It's not exactly Texas splitting from Mexico or the South seceding from the Union, but the defection of six George Webb restaurants into a new chain of around-the-clock eateries is big news in Brew City. Webb's is as quintessentially Milwaukee as bubblers and brats.
Formers Webb outlets at 4160 W. Loomis Road; 2012 W. Layton Ave.; 7510 W. Layton Ave., Greenfield; 10706 W. Greenfield Ave., West Allis; 211 N. Chicago Ave., South Milwaukee; and N88 W16747 Appleton Ave., Menomonee Falls have swapped the familiar Webb's red and white for the blue and yellow of the new Griddlers Cafe group. This is hometown culture shock.
Brothers Don and Robb Hensiak are behind the move. Their father bought a George Webb franchise in 1960, and the Hensiaks became a devoted Webb family. "Back in those days, you signed the back of a hamburger bag and you were in," Don recently said while sitting with his sibling in a booth at their 75th and Layton location.
Their dad expanded the business with additional Webb franchises, and the boys worked their way through school doing everything from mopping to flipping burgers. During college they worked the third shift.

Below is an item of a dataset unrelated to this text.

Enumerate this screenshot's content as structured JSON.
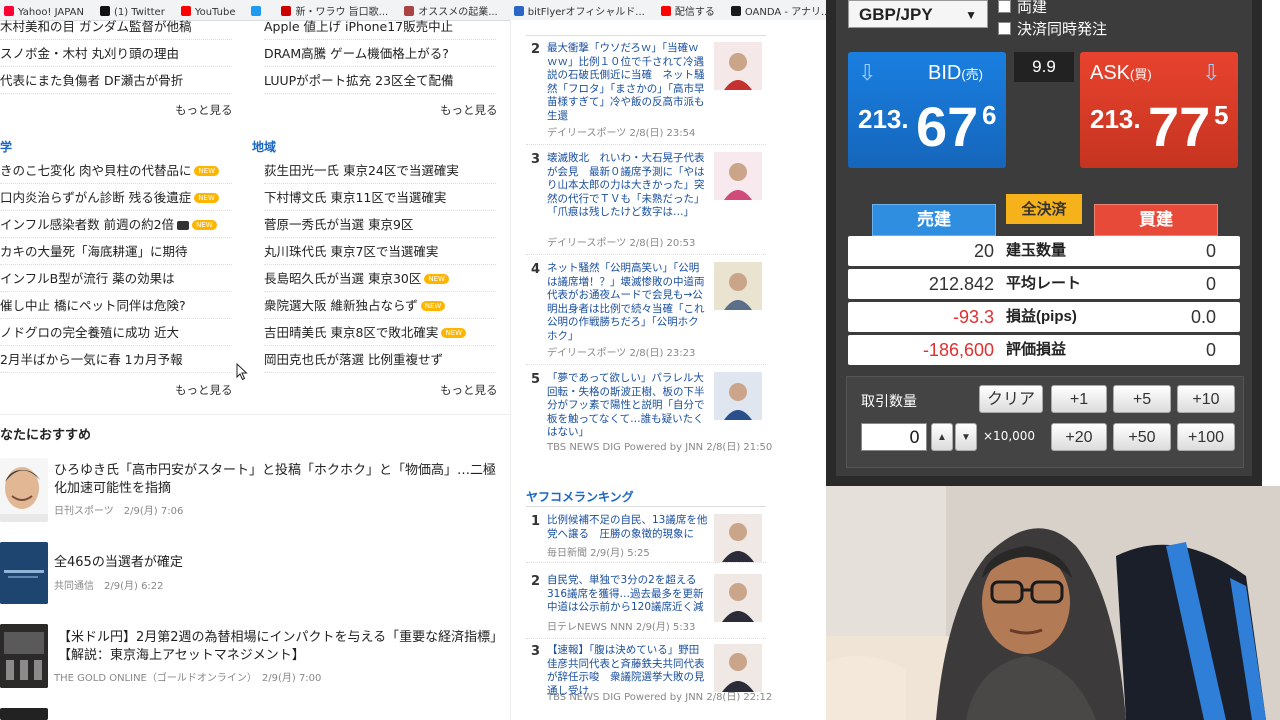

The brothers bought the four Hensiak restaurants in 1988 and added a fifth. Those are now the core of the Griddlers group. Diane Neavins, who also had a long association with the Webb chain, owns the Menomonee Falls restaurant that has switched to the Griddlers brand.
The inability of the Hensiaks and the George Webb Corp. to come to terms on a new franchise agreement prompted the change. Fees slightly increased, according to Webb vice president Ryan Stamm, and the corporation made changes in the franchise structure, he added.
"We want the brand to be more consistent than in the past," he said.
The Hensiaks were eager to introduce changes to their restaurants. More specialty omelets, breakfast sandwiches, and biscuits and gravy in the mornings were on their list. Additional sides and a new line of lunchtime deli-style sandwiches featuring shaved ham, turkey, beef and a choice of cheeses were also on their agenda.
The nacho skillet, an all-day breakfast entree, consists of two eggs with bacon, green peppers and onions smothered with nacho cheese and salsa. "If you want to wake yourself up in the morning, this will do it," Don Hensiak said.
Now free to create their own menu, those items are being served or will arrive in Griddler Cafes in the coming weeks. New sides include bacon BBQ beans and seasoned diced potatoes.
"We're being more creative, and we are improving the quality of the food," Don Hensiak continued. The coffee is now freshly ground in store, the portion size of the hash browns has been increased, and the combined double cheeseburger patties now weigh in at one-third of a pound. "We're upgrading the bread products and using more of a bakery bun for the double cheeseburger," Don added.
The brothers know their customer base is especially sensitive to price. "Our prices have stayed the same or increased very slightly," Don said.
Many of the Webb concepts remain. Griddlers Cafes serve breakfast and burgers around the clock.
All employes have been retained, as has the folksy Webb culture. The staff uniform is a polo shirt in a palette of solid colors over black slacks.
Interior decor is changing to soften the look and suggest cafe rather than diner. Grand opening festivities are planned for next month.
Webb's now has 29 restaurants in its chain. Eight are corporately owned.
Vice-president Stamm said the company is looking to expand, particularly in Wisconsin college towns. An agreement has been signed to open a new George Webb restaurant near Mars' Cheese Castle in Kenosha.
The split between the Hensiaks and the Webb chain is amicable. "It was not an easy choice," Don Hensiak said. "We hit a crossroad.
"We have no regrets or hard feelings about our time with George Webb."
Speaking of the Hensiaks, Stamm said, "I respect them and wish them well."
Damien has been around so long, he was at Summerfest the night George Carlin was arrested for speaking the seven dirty words you can't say on TV. He was also at the Uptown Theatre the night Bruce Springsteen's first Milwaukee concert was interrupted for three hours by a bomb scare. Damien was reviewing the concert for the Milwaukee Journal. He wrote for the Journal and Journal Sentinel for 37 years, the last 29 as theater critic.
During those years, Damien served two terms on the board of the American Theatre Critics Association, a term on the board of the association's foundation, and he studied the Latinization of American culture in a University of Southern California fellowship program. Damien also hosted his own arts radio program, "Milwaukee Presents with Damien Jaques," on WHAD for eight years.
Travel, books and, not surprisingly, theater top the list of Damien's interests. A news junkie, he is particularly plugged into politics and international affairs, but he also closely follows the Brewers, Packers and Marquette baskeball. Damien lives downtown, within easy walking distance of most of the theaters he attends.